Missense Mutations in the Copper Transporter Gene ATP7A Cause X-linked Distal Hereditary Motor Neuropathy
American Journal of Human Genetics. Mar, 2010 | Pubmed ID: 20170900
Distal hereditary motor neuropathies comprise a clinically and genetically heterogeneous group of disorders. We recently mapped an X-linked form of this condition to chromosome Xq13.1-q21 in two large unrelated families. The region of genetic linkage included ATP7A, which encodes a copper-transporting P-type ATPase mutated in patients with Menkes disease, a severe infantile-onset neurodegenerative condition. We identified two unique ATP7A missense mutations (p.P1386S and p.T994I) in males with distal motor neuropathy in two families. These molecular alterations impact highly conserved amino acids in the carboxyl half of ATP7A and do not directly involve the copper transporter's known critical functional domains. Studies of p.P1386S revealed normal ATP7A mRNA and protein levels, a defect in ATP7A trafficking, and partial rescue of a S. cerevisiae copper transport knockout. Although ATP7A mutations are typically associated with severe Menkes disease or its milder allelic variant, occipital horn syndrome, we demonstrate here that certain missense mutations at this locus can cause a syndrome restricted to progressive distal motor neuropathy without overt signs of systemic copper deficiency. This previously unrecognized genotype-phenotype correlation suggests an important role of the ATP7A copper transporter in motor-neuron maintenance and function.
Journal of Tissue Engineering. 2011 | Pubmed ID: 22292105

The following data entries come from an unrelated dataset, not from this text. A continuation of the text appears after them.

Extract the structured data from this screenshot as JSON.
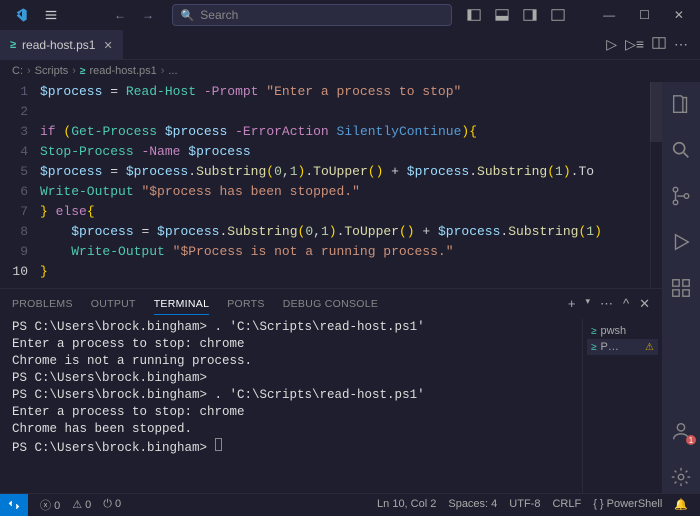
{
  "titlebar": {
    "search_placeholder": "Search"
  },
  "tab": {
    "filename": "read-host.ps1"
  },
  "breadcrumb": {
    "drive": "C:",
    "folder": "Scripts",
    "file": "read-host.ps1",
    "trailing": "..."
  },
  "code": {
    "lines": [
      {
        "n": 1,
        "indent": 0,
        "tokens": [
          [
            "var",
            "$process"
          ],
          [
            "op",
            " = "
          ],
          [
            "cmd",
            "Read-Host"
          ],
          [
            "op",
            " "
          ],
          [
            "param",
            "-Prompt"
          ],
          [
            "op",
            " "
          ],
          [
            "str",
            "\"Enter a process to stop\""
          ]
        ]
      },
      {
        "n": 2,
        "indent": 0,
        "tokens": []
      },
      {
        "n": 3,
        "indent": 0,
        "tokens": [
          [
            "kw",
            "if"
          ],
          [
            "op",
            " "
          ],
          [
            "brace",
            "("
          ],
          [
            "cmd",
            "Get-Process"
          ],
          [
            "op",
            " "
          ],
          [
            "var",
            "$process"
          ],
          [
            "op",
            " "
          ],
          [
            "param",
            "-ErrorAction"
          ],
          [
            "op",
            " "
          ],
          [
            "fn",
            "SilentlyContinue"
          ],
          [
            "brace",
            ")"
          ],
          [
            "brace",
            "{"
          ]
        ]
      },
      {
        "n": 4,
        "indent": 0,
        "tokens": [
          [
            "cmd",
            "Stop-Process"
          ],
          [
            "op",
            " "
          ],
          [
            "param",
            "-Name"
          ],
          [
            "op",
            " "
          ],
          [
            "var",
            "$process"
          ]
        ]
      },
      {
        "n": 5,
        "indent": 0,
        "tokens": [
          [
            "var",
            "$process"
          ],
          [
            "op",
            " = "
          ],
          [
            "var",
            "$process"
          ],
          [
            "punct",
            "."
          ],
          [
            "method",
            "Substring"
          ],
          [
            "brace",
            "("
          ],
          [
            "num",
            "0"
          ],
          [
            "punct",
            ","
          ],
          [
            "num",
            "1"
          ],
          [
            "brace",
            ")"
          ],
          [
            "punct",
            "."
          ],
          [
            "method",
            "ToUpper"
          ],
          [
            "brace",
            "()"
          ],
          [
            "op",
            " + "
          ],
          [
            "var",
            "$process"
          ],
          [
            "punct",
            "."
          ],
          [
            "method",
            "Substring"
          ],
          [
            "brace",
            "("
          ],
          [
            "num",
            "1"
          ],
          [
            "brace",
            ")"
          ],
          [
            "punct",
            ".To"
          ]
        ]
      },
      {
        "n": 6,
        "indent": 0,
        "tokens": [
          [
            "cmd",
            "Write-Output"
          ],
          [
            "op",
            " "
          ],
          [
            "str",
            "\"$process has been stopped.\""
          ]
        ]
      },
      {
        "n": 7,
        "indent": 0,
        "tokens": [
          [
            "brace",
            "}"
          ],
          [
            "op",
            " "
          ],
          [
            "kw",
            "else"
          ],
          [
            "brace",
            "{"
          ]
        ]
      },
      {
        "n": 8,
        "indent": 1,
        "tokens": [
          [
            "var",
            "$process"
          ],
          [
            "op",
            " = "
          ],
          [
            "var",
            "$process"
          ],
          [
            "punct",
            "."
          ],
          [
            "method",
            "Substring"
          ],
          [
            "brace",
            "("
          ],
          [
            "num",
            "0"
          ],
          [
            "punct",
            ","
          ],
          [
            "num",
            "1"
          ],
          [
            "brace",
            ")"
          ],
          [
            "punct",
            "."
          ],
          [
            "method",
            "ToUpper"
          ],
          [
            "brace",
            "()"
          ],
          [
            "op",
            " + "
          ],
          [
            "var",
            "$process"
          ],
          [
            "punct",
            "."
          ],
          [
            "method",
            "Substring"
          ],
          [
            "brace",
            "("
          ],
          [
            "num",
            "1"
          ],
          [
            "brace",
            ")"
          ]
        ]
      },
      {
        "n": 9,
        "indent": 1,
        "tokens": [
          [
            "cmd",
            "Write-Output"
          ],
          [
            "op",
            " "
          ],
          [
            "str",
            "\"$Process is not a running process.\""
          ]
        ]
      },
      {
        "n": 10,
        "indent": 0,
        "active": true,
        "tokens": [
          [
            "brace",
            "}"
          ]
        ]
      }
    ]
  },
  "panel": {
    "tabs": {
      "problems": "PROBLEMS",
      "output": "OUTPUT",
      "terminal": "TERMINAL",
      "ports": "PORTS",
      "debug": "DEBUG CONSOLE"
    },
    "terminal_lines": [
      "PS C:\\Users\\brock.bingham> . 'C:\\Scripts\\read-host.ps1'",
      "Enter a process to stop: chrome",
      "Chrome is not a running process.",
      "PS C:\\Users\\brock.bingham>",
      "PS C:\\Users\\brock.bingham> . 'C:\\Scripts\\read-host.ps1'",
      "Enter a process to stop: chrome",
      "Chrome has been stopped.",
      "PS C:\\Users\\brock.bingham> "
    ],
    "term_side": {
      "sess1": "pwsh",
      "sess2": "P…"
    }
  },
  "statusbar": {
    "errors": "0",
    "warnings": "0",
    "ports": "0",
    "position": "Ln 10, Col 2",
    "spaces": "Spaces: 4",
    "encoding": "UTF-8",
    "eol": "CRLF",
    "lang": "PowerShell"
  }
}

After central nervous system (CNS) injury axons fail to regenerate often leading to persistent neurologic deficit although injured peripheral nervous system (PNS) axons mount a robust regenerative response that may lead to functional recovery. Some of the failures of CNS regeneration arise from the many glial-based inhibitory molecules found in the injured CNS, whereas the intrinsic regenerative potential of some CNS neurons is actively curtailed during CNS maturation and limited after injury. In this review, the molecular basis for extrinsic and intrinsic modulation of axon regeneration within the nervous system is evaluated. A more complete understanding of the factors limiting axonal regeneration will provide a rational basis, which is used to develop improved treatments for nervous system injury.